----- Extracted information

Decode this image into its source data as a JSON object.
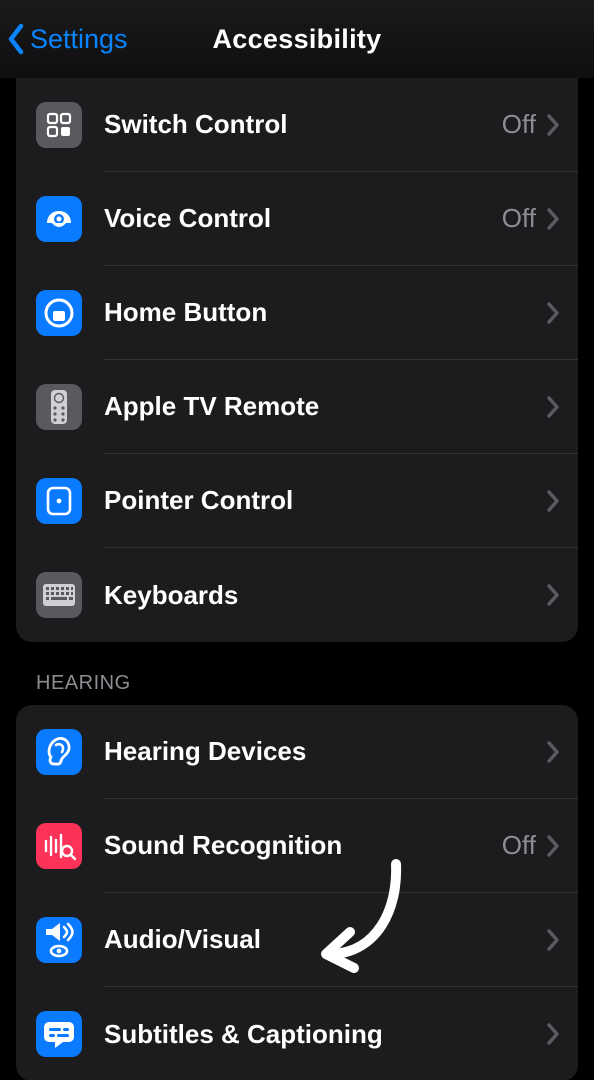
{
  "nav": {
    "back_label": "Settings",
    "title": "Accessibility"
  },
  "groups": {
    "physical": {
      "switch_control": {
        "label": "Switch Control",
        "value": "Off"
      },
      "voice_control": {
        "label": "Voice Control",
        "value": "Off"
      },
      "home_button": {
        "label": "Home Button"
      },
      "apple_tv_remote": {
        "label": "Apple TV Remote"
      },
      "pointer_control": {
        "label": "Pointer Control"
      },
      "keyboards": {
        "label": "Keyboards"
      }
    },
    "hearing": {
      "header": "HEARING",
      "hearing_devices": {
        "label": "Hearing Devices"
      },
      "sound_recognition": {
        "label": "Sound Recognition",
        "value": "Off"
      },
      "audio_visual": {
        "label": "Audio/Visual"
      },
      "subtitles_captioning": {
        "label": "Subtitles & Captioning"
      }
    }
  }
}
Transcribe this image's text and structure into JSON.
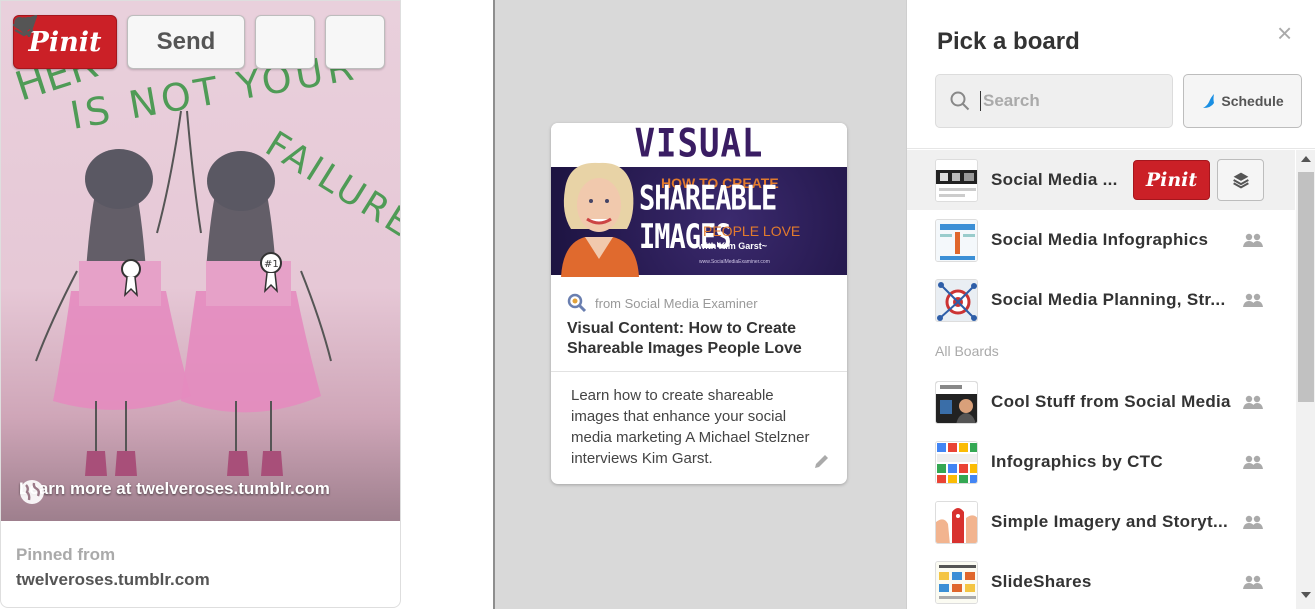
{
  "pin": {
    "pinit_label": "Pinit",
    "send_label": "Send",
    "learn_more": "Learn more at twelveroses.tumblr.com",
    "pinned_from_label": "Pinned from",
    "pinned_from_domain": "twelveroses.tumblr.com",
    "image_text": {
      "line1": "HER",
      "line2": "IS NOT YOUR",
      "line3": "FAILURE"
    }
  },
  "preview": {
    "image_text": {
      "header": "VISUAL CONTENT:",
      "how_to": "HOW TO CREATE",
      "shareable": "SHAREABLE IMAGES",
      "people_love": "PEOPLE LOVE",
      "with": "~with Kim Garst~",
      "url": "www.SocialMediaExaminer.com"
    },
    "source": "from Social Media Examiner",
    "title": "Visual Content: How to Create Shareable Images People Love",
    "description": "Learn how to create shareable images that enhance your social media marketing A Michael Stelzner interviews Kim Garst."
  },
  "board_picker": {
    "title": "Pick a board",
    "close": "×",
    "search_placeholder": "Search",
    "search_value": "",
    "schedule_label": "Schedule",
    "row_pinit_label": "Pinit",
    "all_boards_label": "All Boards",
    "top_boards": [
      {
        "name": "Social Media ...",
        "collaborative": false
      },
      {
        "name": "Social Media Infographics",
        "collaborative": true
      },
      {
        "name": "Social Media Planning, Str...",
        "collaborative": true
      }
    ],
    "all_boards": [
      {
        "name": "Cool Stuff from Social Media",
        "collaborative": true
      },
      {
        "name": "Infographics by CTC",
        "collaborative": true
      },
      {
        "name": "Simple Imagery and Storyt...",
        "collaborative": true
      },
      {
        "name": "SlideShares",
        "collaborative": true
      }
    ]
  },
  "colors": {
    "pinterest_red": "#cb2027",
    "schedule_blue": "#1a8fe3"
  }
}
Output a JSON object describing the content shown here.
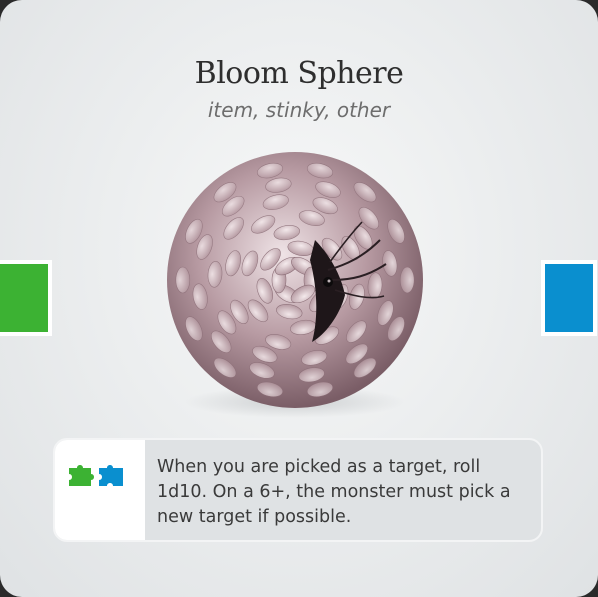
{
  "card": {
    "title": "Bloom Sphere",
    "subtitle": "item, stinky, other",
    "ability_text": "When you are picked as a target, roll 1d10. On a 6+, the monster must pick a new target if possible.",
    "ability_icons": [
      "puzzle-piece-icon-green",
      "puzzle-piece-icon-blue"
    ],
    "left_tab_color": "#3cb233",
    "right_tab_color": "#0a8fcf",
    "art_subject": "pink petal-covered sphere with dark creature emerging"
  }
}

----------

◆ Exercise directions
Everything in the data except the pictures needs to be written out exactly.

◆ Output for this task
Decode this image into its source data as a JSON object.
{
  "nav": {
    "back_label": "Settings",
    "title": "Accessibility"
  },
  "groups": {
    "physical": {
      "switch_control": {
        "label": "Switch Control",
        "value": "Off"
      },
      "voice_control": {
        "label": "Voice Control",
        "value": "Off"
      },
      "home_button": {
        "label": "Home Button"
      },
      "apple_tv_remote": {
        "label": "Apple TV Remote"
      },
      "pointer_control": {
        "label": "Pointer Control"
      },
      "keyboards": {
        "label": "Keyboards"
      }
    },
    "hearing": {
      "header": "HEARING",
      "hearing_devices": {
        "label": "Hearing Devices"
      },
      "sound_recognition": {
        "label": "Sound Recognition",
        "value": "Off"
      },
      "audio_visual": {
        "label": "Audio/Visual"
      },
      "subtitles_captioning": {
        "label": "Subtitles & Captioning"
      }
    }
  }
}
Transcribe this image's text and structure into JSON.
{
  "pin": {
    "pinit_label": "Pinit",
    "send_label": "Send",
    "learn_more": "Learn more at twelveroses.tumblr.com",
    "pinned_from_label": "Pinned from",
    "pinned_from_domain": "twelveroses.tumblr.com",
    "image_text": {
      "line1": "HER",
      "line2": "IS NOT YOUR",
      "line3": "FAILURE"
    }
  },
  "preview": {
    "image_text": {
      "header": "VISUAL CONTENT:",
      "how_to": "HOW TO CREATE",
      "shareable": "SHAREABLE IMAGES",
      "people_love": "PEOPLE LOVE",
      "with": "~with Kim Garst~",
      "url": "www.SocialMediaExaminer.com"
    },
    "source": "from Social Media Examiner",
    "title": "Visual Content: How to Create Shareable Images People Love",
    "description": "Learn how to create shareable images that enhance your social media marketing A Michael Stelzner interviews Kim Garst."
  },
  "board_picker": {
    "title": "Pick a board",
    "close": "×",
    "search_placeholder": "Search",
    "search_value": "",
    "schedule_label": "Schedule",
    "row_pinit_label": "Pinit",
    "all_boards_label": "All Boards",
    "top_boards": [
      {
        "name": "Social Media ...",
        "collaborative": false
      },
      {
        "name": "Social Media Infographics",
        "collaborative": true
      },
      {
        "name": "Social Media Planning, Str...",
        "collaborative": true
      }
    ],
    "all_boards": [
      {
        "name": "Cool Stuff from Social Media",
        "collaborative": true
      },
      {
        "name": "Infographics by CTC",
        "collaborative": true
      },
      {
        "name": "Simple Imagery and Storyt...",
        "collaborative": true
      },
      {
        "name": "SlideShares",
        "collaborative": true
      }
    ]
  },
  "colors": {
    "pinterest_red": "#cb2027",
    "schedule_blue": "#1a8fe3"
  }
}
Output a JSON object describing the content shown here.
{
  "card": {
    "title": "Bloom Sphere",
    "subtitle": "item, stinky, other",
    "ability_text": "When you are picked as a target, roll 1d10. On a 6+, the monster must pick a new target if possible.",
    "ability_icons": [
      "puzzle-piece-icon-green",
      "puzzle-piece-icon-blue"
    ],
    "left_tab_color": "#3cb233",
    "right_tab_color": "#0a8fcf",
    "art_subject": "pink petal-covered sphere with dark creature emerging"
  }
}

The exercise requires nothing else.